But the worst thing you can do as a Disney investor is to throw in the towel, hit the "sell" button with an oversized rubber mallet, and ride off into the sunset to the tune of "Into the Unknown." Disney's end credits are not coming up next, and it would be a crying shame to cash in your shares at today's low prices, only to watch it crush the market for decades to come.
What makes Disney tick?
Try to name another company that can match Disney's incredible portfolio of characters, storylines, and fictional worlds. I'll wait. There simply isn't a match for this valuable business asset, nowhere on the planet. Nearly all of the company's operations are ultimately based on this unique moat, with the exception of live sports and other TV-oriented content under the umbrellas of ESPN and ABC.
As long as that fundamental piece of Disney's business soul remains, the company will survive any challenge this crazy world might pose. The details might change. Disney may have to shift its focus away from theme parks and movie theaters, allowing newfangled alternatives such as the Disney+ streaming service to take over.
That's already happening in some small ways, actually. Disney accelerated the release windows for several movies as the coronavirus shut down theaters, giving Disney+ early access to several silver-screen titles. Artemis Fowl will skip the theater circuit altogether, making its premiere directly on Disney+ in June. The service is off to a running start, boasting 54.5 million subscribers this week after launching less than six months ago.

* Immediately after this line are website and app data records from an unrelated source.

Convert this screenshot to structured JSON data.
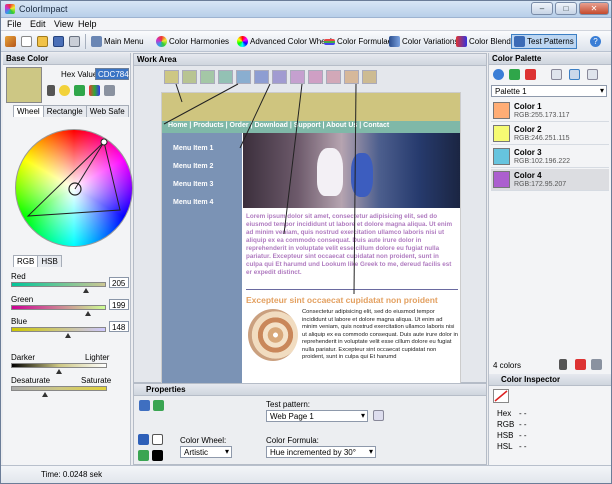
{
  "app": {
    "title": "ColorImpact"
  },
  "menu": {
    "items": [
      "File",
      "Edit",
      "View",
      "Help"
    ]
  },
  "toolbar": {
    "buttons": [
      "Main Menu",
      "Color Harmonies",
      "Advanced Color Wheel",
      "Color Formulae",
      "Color Variations",
      "Color Blender",
      "Test Patterns"
    ],
    "active": "Test Patterns"
  },
  "left_panel": {
    "title": "Base Color",
    "hex_label": "Hex Value:",
    "hex_value": "CDC784",
    "base_color": "#cdc784",
    "tabs": [
      "Wheel",
      "Rectangle",
      "Web Safe"
    ],
    "mode_tabs": [
      "RGB",
      "HSB"
    ],
    "sliders": [
      {
        "label": "Red",
        "value": "205"
      },
      {
        "label": "Green",
        "value": "199"
      },
      {
        "label": "Blue",
        "value": "148"
      }
    ],
    "darker_label": "Darker",
    "lighter_label": "Lighter",
    "desaturate_label": "Desaturate",
    "saturate_label": "Saturate"
  },
  "work_area": {
    "title": "Work Area",
    "palette_strip": [
      "#cdc784",
      "#b8c492",
      "#a4c7a6",
      "#93c1b4",
      "#8aaed0",
      "#8e9dd2",
      "#a19bd1",
      "#c5a0cf",
      "#cf9fc4",
      "#d2a8b8",
      "#d6b89a",
      "#cdbb92"
    ],
    "webpage": {
      "nav": [
        "Home",
        "Products",
        "Order",
        "Download",
        "Support",
        "About Us",
        "Contact"
      ],
      "menu_items": [
        "Menu Item 1",
        "Menu Item 2",
        "Menu Item 3",
        "Menu Item 4"
      ],
      "lorem": "Lorem ipsum dolor sit amet, consectetur adipisicing elit, sed do eiusmod tempor incididunt ut labore et dolore magna aliqua. Ut enim ad minim veniam, quis nostrud exercitation ullamco laboris nisi ut aliquip ex ea commodo consequat. Duis aute irure dolor in reprehenderit in voluptate velit esse cillum dolore eu fugiat nulla pariatur. Excepteur sint occaecat cupidatat non proident, sunt in culpa qui Et harumd und Lookum like Greek to me, dereud facilis est er expedit distinct.",
      "heading": "Excepteur sint occaecat cupidatat non proident",
      "small_text": "Consectetur adipisicing elit, sed do eiusmod tempor incididunt ut labore et dolore magna aliqua. Ut enim ad minim veniam, quis nostrud exercitation ullamco laboris nisi ut aliquip ex ea commodo consequat. Duis aute irure dolor in reprehenderit in voluptate velit esse cillum dolore eu fugiat nulla pariatur. Excepteur sint occaecat cupidatat non proident, sunt in culpa qui Et harumd"
    }
  },
  "properties": {
    "title": "Properties",
    "test_pattern_label": "Test pattern:",
    "test_pattern_value": "Web Page 1",
    "color_wheel_label": "Color Wheel:",
    "color_wheel_value": "Artistic",
    "color_formula_label": "Color Formula:",
    "color_formula_value": "Hue incremented by 30°"
  },
  "right_panel": {
    "title": "Color Palette",
    "palette_dropdown": "Palette 1",
    "colors": [
      {
        "name": "Color 1",
        "rgb": "RGB:255.173.117",
        "hex": "#ffad75"
      },
      {
        "name": "Color 2",
        "rgb": "RGB:246.251.115",
        "hex": "#f6fb73"
      },
      {
        "name": "Color 3",
        "rgb": "RGB:102.196.222",
        "hex": "#66c4de"
      },
      {
        "name": "Color 4",
        "rgb": "RGB:172.95.207",
        "hex": "#ac5fcf"
      }
    ],
    "count_text": "4 colors",
    "inspector_title": "Color Inspector",
    "inspector_rows": [
      {
        "label": "Hex",
        "value": "- -"
      },
      {
        "label": "RGB",
        "value": "- -"
      },
      {
        "label": "HSB",
        "value": "- -"
      },
      {
        "label": "HSL",
        "value": "- -"
      }
    ]
  },
  "status": {
    "time": "Time: 0.0248 sek"
  }
}
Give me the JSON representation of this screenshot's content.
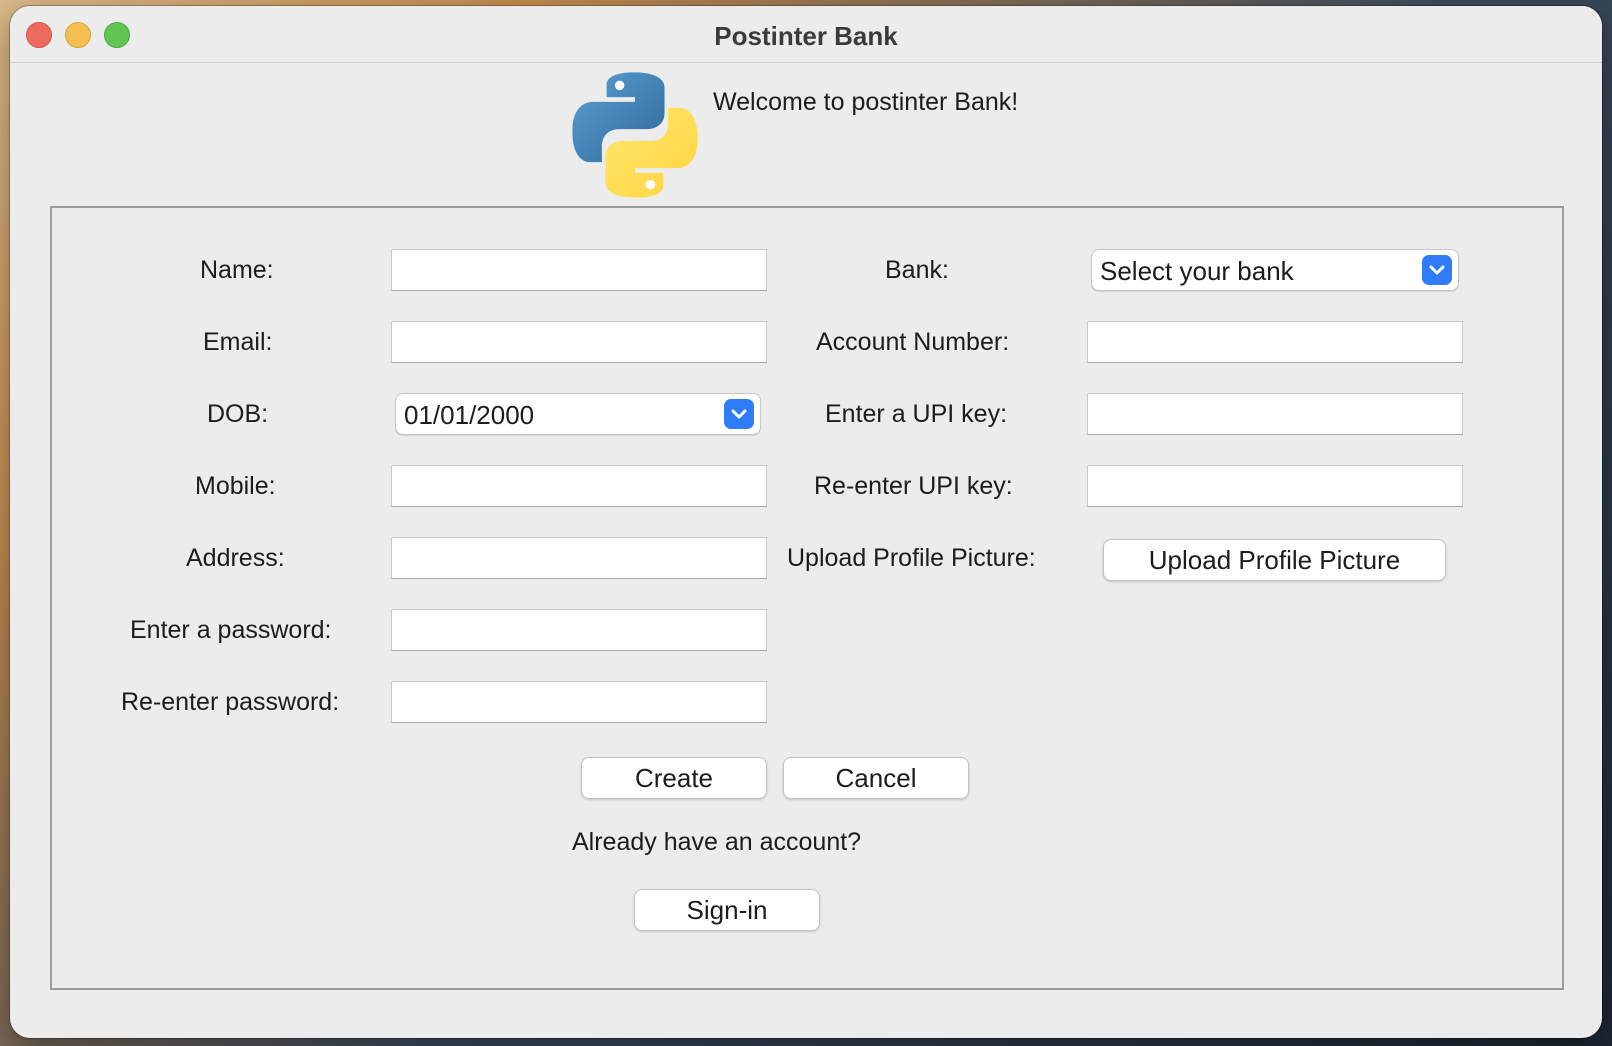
{
  "window": {
    "title": "Postinter Bank"
  },
  "header": {
    "welcome": "Welcome to postinter Bank!",
    "logo_icon": "python-logo"
  },
  "form": {
    "left": {
      "name_label": "Name:",
      "email_label": "Email:",
      "dob_label": "DOB:",
      "dob_value": "01/01/2000",
      "mobile_label": "Mobile:",
      "address_label": "Address:",
      "password_label": "Enter a password:",
      "repassword_label": "Re-enter password:"
    },
    "right": {
      "bank_label": "Bank:",
      "bank_value": "Select your bank",
      "account_label": "Account Number:",
      "upi_label": "Enter a UPI key:",
      "reupi_label": "Re-enter UPI key:",
      "upload_label": "Upload Profile Picture:",
      "upload_button": "Upload Profile Picture"
    },
    "create_button": "Create",
    "cancel_button": "Cancel",
    "have_account": "Already have an account?",
    "signin_button": "Sign-in"
  },
  "colors": {
    "accent": "#2f7cf6",
    "window_bg": "#ececec"
  }
}
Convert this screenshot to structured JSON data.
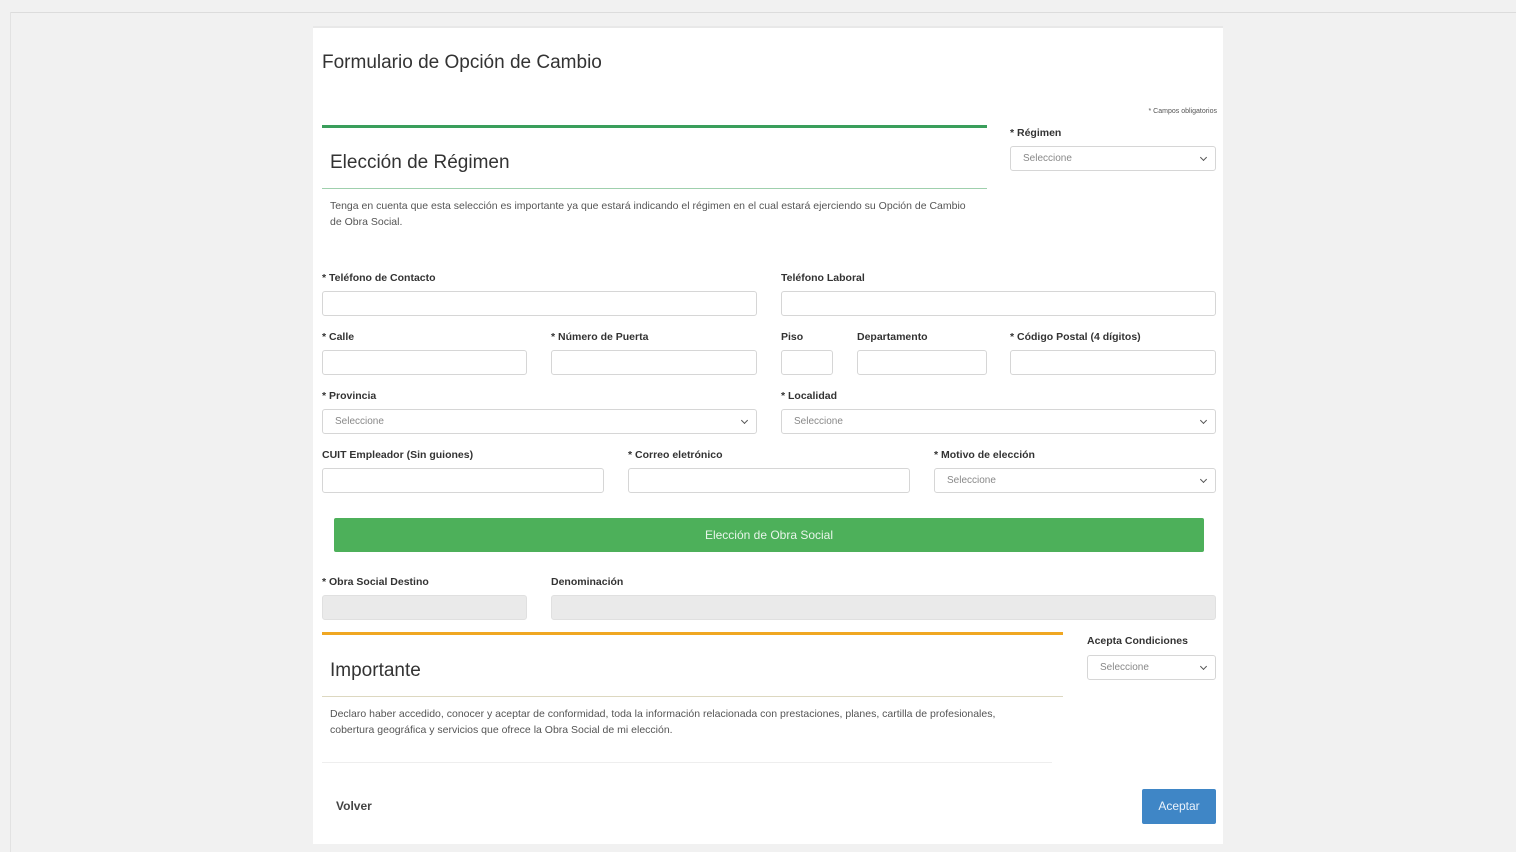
{
  "page": {
    "title": "Formulario de Opción de Cambio",
    "required_note": "* Campos obligatorios"
  },
  "regimen_section": {
    "heading": "Elección de Régimen",
    "description": "Tenga en cuenta que esta selección es importante ya que estará indicando el régimen en el cual estará ejerciendo su Opción de Cambio de Obra Social.",
    "regimen_label": "* Régimen",
    "regimen_value": "Seleccione"
  },
  "contact": {
    "telefono_contacto_label": "* Teléfono de Contacto",
    "telefono_laboral_label": "Teléfono Laboral"
  },
  "address": {
    "calle_label": "* Calle",
    "numero_puerta_label": "* Número de Puerta",
    "piso_label": "Piso",
    "departamento_label": "Departamento",
    "codigo_postal_label": "* Código Postal (4 dígitos)",
    "provincia_label": "* Provincia",
    "provincia_value": "Seleccione",
    "localidad_label": "* Localidad",
    "localidad_value": "Seleccione"
  },
  "employment": {
    "cuit_label": "CUIT Empleador (Sin guiones)",
    "correo_label": "* Correo eletrónico",
    "motivo_label": "* Motivo de elección",
    "motivo_value": "Seleccione"
  },
  "obra_social": {
    "button_label": "Elección de Obra Social",
    "destino_label": "* Obra Social Destino",
    "denominacion_label": "Denominación"
  },
  "importante": {
    "heading": "Importante",
    "text": "Declaro haber accedido, conocer y aceptar de conformidad, toda la información relacionada con prestaciones, planes, cartilla de profesionales, cobertura geográfica y servicios que ofrece la Obra Social de mi elección.",
    "acepta_label": "Acepta Condiciones",
    "acepta_value": "Seleccione"
  },
  "actions": {
    "back_label": "Volver",
    "accept_label": "Aceptar"
  },
  "colors": {
    "green_accent": "#3a9e5b",
    "green_button": "#4db05a",
    "orange_accent": "#f0a722",
    "blue_button": "#3f86c6"
  }
}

And if Disney+ isn't the final answer to the company's coronavirus problems, I trust the management team to make difficult decisions and steer the business in whatever direction it needs to go next. In the meantime, Disney is reducing its variable costs and pausing its dividend payouts, while the balance sheet holds $14.4 billion in cash equivalents and another $17.3 billion in untapped credit facilities. It would take a lot to topple this house of cash, especially since Disney managed to produce positive cash flows even in the difficult second quarter.
Long story short, Disney will make it through this difficult period and get right back to cash-generating business when the COVID-19 health crisis is gone. Things may be different at that point, but Disney will change along with the times -- and often lead the charge into whatever new innovations we'll see next.
The upshot: You should be buying Disney stock today
Meanwhile, Disney's stock has fallen 32% below November's all-time highs. Sure, the company is riding down a rocky road full of short-term potholes, but it's still a fantastic investment in the long term.
"In the short run, the market is a voting machine but in the long run, it is a weighing machine," as master investor Benjamin Graham once wrote. Even great companies will see their stocks take crazy turns from time to time but the true value of a fantastic business will settle the market value in the end. Disney is navigating through some troubled waters in 2020 but this, too, shall pass. Smart investors will hold on to their Disney shares and real geniuses are going to pick up some more shares at deeply discounted prices.
And whatever else you do, this is a terrible time to sell Disney shares. Just don't.